§ **WHAT TO DO**
Retype all of the entries exactly as they appear.

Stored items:

· · · ·

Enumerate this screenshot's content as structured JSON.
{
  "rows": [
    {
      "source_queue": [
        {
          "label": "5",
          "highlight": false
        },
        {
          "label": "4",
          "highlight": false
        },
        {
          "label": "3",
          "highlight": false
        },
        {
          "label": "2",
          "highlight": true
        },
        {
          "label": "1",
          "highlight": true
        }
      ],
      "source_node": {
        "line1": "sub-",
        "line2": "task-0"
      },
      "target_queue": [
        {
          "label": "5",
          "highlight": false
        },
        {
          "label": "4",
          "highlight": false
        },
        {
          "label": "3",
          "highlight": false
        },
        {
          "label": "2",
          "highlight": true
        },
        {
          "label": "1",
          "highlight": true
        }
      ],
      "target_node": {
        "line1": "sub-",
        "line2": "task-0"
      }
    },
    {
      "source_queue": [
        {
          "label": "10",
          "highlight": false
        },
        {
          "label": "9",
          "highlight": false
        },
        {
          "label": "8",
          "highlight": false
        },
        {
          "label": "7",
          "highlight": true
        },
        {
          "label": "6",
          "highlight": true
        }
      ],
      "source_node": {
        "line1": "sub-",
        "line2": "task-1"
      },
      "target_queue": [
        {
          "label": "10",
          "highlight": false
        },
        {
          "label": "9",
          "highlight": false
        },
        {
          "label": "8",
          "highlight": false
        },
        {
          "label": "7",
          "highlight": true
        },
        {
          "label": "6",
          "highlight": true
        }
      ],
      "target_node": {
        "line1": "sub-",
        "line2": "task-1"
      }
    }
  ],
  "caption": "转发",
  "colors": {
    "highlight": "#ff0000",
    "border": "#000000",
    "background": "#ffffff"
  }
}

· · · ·

§ **ANSWER BOX**
Enumerate this screenshot's content as structured JSON.
{
  "rows": [
    {
      "source_queue": [
        {
          "label": "5",
          "highlight": false
        },
        {
          "label": "4",
          "highlight": false
        },
        {
          "label": "3",
          "highlight": false
        },
        {
          "label": "2",
          "highlight": true
        },
        {
          "label": "1",
          "highlight": true
        }
      ],
      "source_node": {
        "line1": "sub-",
        "line2": "task-0"
      },
      "target_queue": [
        {
          "label": "5",
          "highlight": false
        },
        {
          "label": "4",
          "highlight": false
        },
        {
          "label": "3",
          "highlight": false
        },
        {
          "label": "2",
          "highlight": true
        },
        {
          "label": "1",
          "highlight": true
        }
      ],
      "target_node": {
        "line1": "sub-",
        "line2": "task-0"
      }
    },
    {
      "source_queue": [
        {
          "label": "10",
          "highlight": false
        },
        {
          "label": "9",
          "highlight": false
        },
        {
          "label": "8",
          "highlight": false
        },
        {
          "label": "7",
          "highlight": true
        },
        {
          "label": "6",
          "highlight": true
        }
      ],
      "source_node": {
        "line1": "sub-",
        "line2": "task-1"
      },
      "target_queue": [
        {
          "label": "10",
          "highlight": false
        },
        {
          "label": "9",
          "highlight": false
        },
        {
          "label": "8",
          "highlight": false
        },
        {
          "label": "7",
          "highlight": true
        },
        {
          "label": "6",
          "highlight": true
        }
      ],
      "target_node": {
        "line1": "sub-",
        "line2": "task-1"
      }
    }
  ],
  "caption": "转发",
  "colors": {
    "highlight": "#ff0000",
    "border": "#000000",
    "background": "#ffffff"
  }
}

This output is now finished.